Collected data:

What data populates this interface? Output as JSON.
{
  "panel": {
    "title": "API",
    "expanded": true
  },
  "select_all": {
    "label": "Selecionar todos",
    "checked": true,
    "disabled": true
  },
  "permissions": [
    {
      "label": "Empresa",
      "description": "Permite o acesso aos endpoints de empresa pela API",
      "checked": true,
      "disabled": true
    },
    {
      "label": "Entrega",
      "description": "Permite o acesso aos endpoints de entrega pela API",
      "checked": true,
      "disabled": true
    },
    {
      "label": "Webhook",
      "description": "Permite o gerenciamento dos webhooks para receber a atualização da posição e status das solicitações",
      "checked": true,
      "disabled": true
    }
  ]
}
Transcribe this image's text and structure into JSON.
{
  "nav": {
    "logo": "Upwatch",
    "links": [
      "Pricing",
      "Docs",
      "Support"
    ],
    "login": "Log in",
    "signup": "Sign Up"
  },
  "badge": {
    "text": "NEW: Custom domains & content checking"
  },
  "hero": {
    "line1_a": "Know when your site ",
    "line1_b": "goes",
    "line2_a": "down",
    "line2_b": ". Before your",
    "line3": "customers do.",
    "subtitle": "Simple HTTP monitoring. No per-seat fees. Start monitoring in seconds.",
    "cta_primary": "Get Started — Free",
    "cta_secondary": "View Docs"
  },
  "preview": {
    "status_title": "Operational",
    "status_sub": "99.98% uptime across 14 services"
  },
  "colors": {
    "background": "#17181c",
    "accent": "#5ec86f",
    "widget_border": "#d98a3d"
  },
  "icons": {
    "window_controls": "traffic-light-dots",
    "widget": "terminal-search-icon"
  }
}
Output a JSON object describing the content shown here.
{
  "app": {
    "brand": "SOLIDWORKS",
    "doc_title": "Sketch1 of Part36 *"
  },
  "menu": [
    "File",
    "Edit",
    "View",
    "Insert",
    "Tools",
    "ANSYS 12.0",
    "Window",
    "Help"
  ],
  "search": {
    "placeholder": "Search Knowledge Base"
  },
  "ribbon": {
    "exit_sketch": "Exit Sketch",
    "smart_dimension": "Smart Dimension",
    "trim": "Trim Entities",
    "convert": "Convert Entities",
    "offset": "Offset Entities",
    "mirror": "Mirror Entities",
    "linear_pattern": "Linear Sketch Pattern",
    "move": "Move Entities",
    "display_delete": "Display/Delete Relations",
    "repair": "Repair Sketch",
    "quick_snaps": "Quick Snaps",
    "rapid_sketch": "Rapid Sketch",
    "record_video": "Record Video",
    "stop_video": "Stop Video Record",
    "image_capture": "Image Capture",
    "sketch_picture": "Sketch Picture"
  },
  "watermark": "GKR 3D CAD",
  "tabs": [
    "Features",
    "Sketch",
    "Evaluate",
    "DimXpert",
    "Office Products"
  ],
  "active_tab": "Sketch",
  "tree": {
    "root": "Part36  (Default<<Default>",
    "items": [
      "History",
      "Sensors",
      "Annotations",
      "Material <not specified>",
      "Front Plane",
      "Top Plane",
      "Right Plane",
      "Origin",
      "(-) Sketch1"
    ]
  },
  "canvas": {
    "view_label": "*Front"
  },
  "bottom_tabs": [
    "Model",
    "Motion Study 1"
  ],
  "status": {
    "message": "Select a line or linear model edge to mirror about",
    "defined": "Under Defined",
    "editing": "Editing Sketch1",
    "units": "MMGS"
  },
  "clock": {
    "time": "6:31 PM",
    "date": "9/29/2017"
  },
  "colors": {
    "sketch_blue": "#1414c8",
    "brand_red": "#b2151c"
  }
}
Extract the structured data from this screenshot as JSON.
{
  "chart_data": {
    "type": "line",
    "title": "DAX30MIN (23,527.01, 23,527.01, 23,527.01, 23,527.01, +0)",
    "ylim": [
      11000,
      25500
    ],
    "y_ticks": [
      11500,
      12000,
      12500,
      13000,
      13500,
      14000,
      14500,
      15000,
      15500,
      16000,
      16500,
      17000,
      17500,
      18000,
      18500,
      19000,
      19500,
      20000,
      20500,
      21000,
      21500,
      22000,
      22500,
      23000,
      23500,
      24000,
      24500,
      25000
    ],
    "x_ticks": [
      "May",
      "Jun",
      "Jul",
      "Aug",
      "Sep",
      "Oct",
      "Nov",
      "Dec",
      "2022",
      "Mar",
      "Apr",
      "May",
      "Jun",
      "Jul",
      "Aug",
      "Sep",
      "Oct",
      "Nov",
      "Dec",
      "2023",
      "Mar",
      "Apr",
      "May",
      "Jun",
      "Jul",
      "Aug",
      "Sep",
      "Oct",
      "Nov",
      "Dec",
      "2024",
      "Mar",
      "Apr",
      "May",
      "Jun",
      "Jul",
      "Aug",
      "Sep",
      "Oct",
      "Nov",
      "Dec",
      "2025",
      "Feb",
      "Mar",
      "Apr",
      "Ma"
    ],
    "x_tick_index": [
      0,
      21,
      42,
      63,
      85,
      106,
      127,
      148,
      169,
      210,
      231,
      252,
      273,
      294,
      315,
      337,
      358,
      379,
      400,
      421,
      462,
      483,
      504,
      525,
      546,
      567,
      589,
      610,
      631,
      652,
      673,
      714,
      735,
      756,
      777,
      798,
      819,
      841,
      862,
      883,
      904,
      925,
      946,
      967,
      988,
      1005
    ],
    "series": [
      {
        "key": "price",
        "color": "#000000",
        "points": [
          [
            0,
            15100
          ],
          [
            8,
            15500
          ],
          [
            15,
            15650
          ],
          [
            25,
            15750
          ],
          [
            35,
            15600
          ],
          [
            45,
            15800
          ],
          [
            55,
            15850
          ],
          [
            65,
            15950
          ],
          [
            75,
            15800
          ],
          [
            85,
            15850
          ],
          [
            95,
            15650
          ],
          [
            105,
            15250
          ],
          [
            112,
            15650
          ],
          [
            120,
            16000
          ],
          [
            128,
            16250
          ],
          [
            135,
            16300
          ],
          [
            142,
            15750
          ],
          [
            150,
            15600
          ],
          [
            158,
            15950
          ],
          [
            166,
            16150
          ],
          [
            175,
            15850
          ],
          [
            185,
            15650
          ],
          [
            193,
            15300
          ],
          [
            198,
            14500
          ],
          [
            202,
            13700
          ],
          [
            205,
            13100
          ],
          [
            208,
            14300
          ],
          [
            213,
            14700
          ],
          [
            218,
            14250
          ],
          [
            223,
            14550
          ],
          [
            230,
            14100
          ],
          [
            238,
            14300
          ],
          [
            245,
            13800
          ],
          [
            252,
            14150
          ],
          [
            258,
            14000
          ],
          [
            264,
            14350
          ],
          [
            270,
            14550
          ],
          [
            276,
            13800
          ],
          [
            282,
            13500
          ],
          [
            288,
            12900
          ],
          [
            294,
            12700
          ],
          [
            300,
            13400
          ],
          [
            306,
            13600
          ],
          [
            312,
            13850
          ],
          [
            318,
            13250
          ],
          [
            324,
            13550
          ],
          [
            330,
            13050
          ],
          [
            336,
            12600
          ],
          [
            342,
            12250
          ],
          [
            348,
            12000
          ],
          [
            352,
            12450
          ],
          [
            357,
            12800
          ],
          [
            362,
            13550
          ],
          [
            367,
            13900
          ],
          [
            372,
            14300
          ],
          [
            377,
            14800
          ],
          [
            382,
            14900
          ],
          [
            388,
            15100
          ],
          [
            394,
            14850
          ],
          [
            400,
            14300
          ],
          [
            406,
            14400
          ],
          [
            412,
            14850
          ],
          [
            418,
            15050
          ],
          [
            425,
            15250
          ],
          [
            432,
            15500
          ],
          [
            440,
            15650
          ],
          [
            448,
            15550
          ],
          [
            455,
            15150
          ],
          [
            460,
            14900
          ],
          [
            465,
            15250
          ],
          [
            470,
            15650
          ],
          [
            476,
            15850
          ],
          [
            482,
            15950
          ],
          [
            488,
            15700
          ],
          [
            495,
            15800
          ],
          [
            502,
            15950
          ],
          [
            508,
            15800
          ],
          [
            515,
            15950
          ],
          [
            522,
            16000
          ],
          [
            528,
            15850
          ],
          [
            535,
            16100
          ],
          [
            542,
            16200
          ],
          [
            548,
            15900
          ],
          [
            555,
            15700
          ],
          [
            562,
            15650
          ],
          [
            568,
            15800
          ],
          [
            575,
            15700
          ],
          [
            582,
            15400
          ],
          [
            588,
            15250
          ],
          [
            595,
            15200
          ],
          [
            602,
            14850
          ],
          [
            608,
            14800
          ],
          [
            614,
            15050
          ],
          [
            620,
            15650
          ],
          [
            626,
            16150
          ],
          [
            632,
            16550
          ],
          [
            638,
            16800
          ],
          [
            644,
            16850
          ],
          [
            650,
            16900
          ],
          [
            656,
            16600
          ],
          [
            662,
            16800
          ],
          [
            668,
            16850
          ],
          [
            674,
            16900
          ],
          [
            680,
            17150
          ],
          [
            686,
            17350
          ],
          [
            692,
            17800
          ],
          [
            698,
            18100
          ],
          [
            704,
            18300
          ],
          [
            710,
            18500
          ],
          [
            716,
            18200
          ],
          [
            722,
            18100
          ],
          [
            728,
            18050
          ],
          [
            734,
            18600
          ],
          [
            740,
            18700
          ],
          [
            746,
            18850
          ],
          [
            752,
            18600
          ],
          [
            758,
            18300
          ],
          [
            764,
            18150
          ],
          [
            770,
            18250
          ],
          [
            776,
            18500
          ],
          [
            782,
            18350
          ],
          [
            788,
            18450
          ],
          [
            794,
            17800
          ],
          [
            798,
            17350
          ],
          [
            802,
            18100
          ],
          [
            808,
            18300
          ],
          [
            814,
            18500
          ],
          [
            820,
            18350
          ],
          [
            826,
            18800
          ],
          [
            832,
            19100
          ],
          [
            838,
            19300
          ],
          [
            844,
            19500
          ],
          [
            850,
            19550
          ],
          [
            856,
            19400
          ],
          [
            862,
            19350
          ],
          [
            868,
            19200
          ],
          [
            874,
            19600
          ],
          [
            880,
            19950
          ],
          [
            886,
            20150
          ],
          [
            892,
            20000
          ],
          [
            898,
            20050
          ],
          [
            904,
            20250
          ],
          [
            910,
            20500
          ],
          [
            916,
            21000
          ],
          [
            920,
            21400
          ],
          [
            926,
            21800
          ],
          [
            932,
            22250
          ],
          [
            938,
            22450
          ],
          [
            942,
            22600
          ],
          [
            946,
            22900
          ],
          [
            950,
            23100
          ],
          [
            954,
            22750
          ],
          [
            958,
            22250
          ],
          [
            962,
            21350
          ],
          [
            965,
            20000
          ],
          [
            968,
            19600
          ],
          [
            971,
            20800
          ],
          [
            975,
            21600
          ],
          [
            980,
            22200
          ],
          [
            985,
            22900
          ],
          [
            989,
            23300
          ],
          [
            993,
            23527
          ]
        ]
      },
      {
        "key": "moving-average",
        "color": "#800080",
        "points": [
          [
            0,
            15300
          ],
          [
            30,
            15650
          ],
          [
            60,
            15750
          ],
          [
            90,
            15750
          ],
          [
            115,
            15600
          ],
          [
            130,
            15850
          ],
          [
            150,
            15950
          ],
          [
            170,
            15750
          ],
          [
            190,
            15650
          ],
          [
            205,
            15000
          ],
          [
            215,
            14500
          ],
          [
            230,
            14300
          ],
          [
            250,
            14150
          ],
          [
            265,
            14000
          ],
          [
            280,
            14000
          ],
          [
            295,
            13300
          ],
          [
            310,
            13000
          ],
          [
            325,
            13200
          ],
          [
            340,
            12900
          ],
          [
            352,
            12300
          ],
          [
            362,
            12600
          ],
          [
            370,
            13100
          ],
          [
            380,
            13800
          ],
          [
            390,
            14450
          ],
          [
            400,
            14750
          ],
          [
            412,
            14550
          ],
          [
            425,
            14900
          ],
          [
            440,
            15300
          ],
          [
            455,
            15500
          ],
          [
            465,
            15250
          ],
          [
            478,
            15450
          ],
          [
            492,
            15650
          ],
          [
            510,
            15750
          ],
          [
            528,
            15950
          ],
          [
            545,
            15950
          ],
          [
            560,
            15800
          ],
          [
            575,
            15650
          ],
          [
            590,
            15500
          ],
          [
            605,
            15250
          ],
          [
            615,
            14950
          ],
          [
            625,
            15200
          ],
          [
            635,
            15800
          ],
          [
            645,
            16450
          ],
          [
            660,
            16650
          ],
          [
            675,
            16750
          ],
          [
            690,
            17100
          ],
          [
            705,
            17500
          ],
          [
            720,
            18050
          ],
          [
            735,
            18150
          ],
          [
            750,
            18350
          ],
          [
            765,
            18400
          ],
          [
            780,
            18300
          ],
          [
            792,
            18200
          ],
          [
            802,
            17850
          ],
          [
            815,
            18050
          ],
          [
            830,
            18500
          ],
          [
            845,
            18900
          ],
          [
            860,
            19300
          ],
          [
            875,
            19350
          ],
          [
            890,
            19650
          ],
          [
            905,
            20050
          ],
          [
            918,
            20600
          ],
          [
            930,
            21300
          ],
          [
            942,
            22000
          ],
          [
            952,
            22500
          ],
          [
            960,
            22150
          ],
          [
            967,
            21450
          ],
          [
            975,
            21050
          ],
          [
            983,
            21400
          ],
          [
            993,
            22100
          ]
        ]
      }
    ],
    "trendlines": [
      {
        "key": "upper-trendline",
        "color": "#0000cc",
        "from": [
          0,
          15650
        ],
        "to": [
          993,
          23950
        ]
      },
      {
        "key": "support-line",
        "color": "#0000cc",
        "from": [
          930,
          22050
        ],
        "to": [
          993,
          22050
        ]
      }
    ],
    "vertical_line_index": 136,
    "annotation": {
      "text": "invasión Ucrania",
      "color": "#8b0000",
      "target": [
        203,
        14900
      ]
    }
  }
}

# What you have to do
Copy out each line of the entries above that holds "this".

# Problem solution
What data populates this interface? Output as JSON.
Transcribe this image's text and structure into JSON.
Extract the structured data from this screenshot as JSON.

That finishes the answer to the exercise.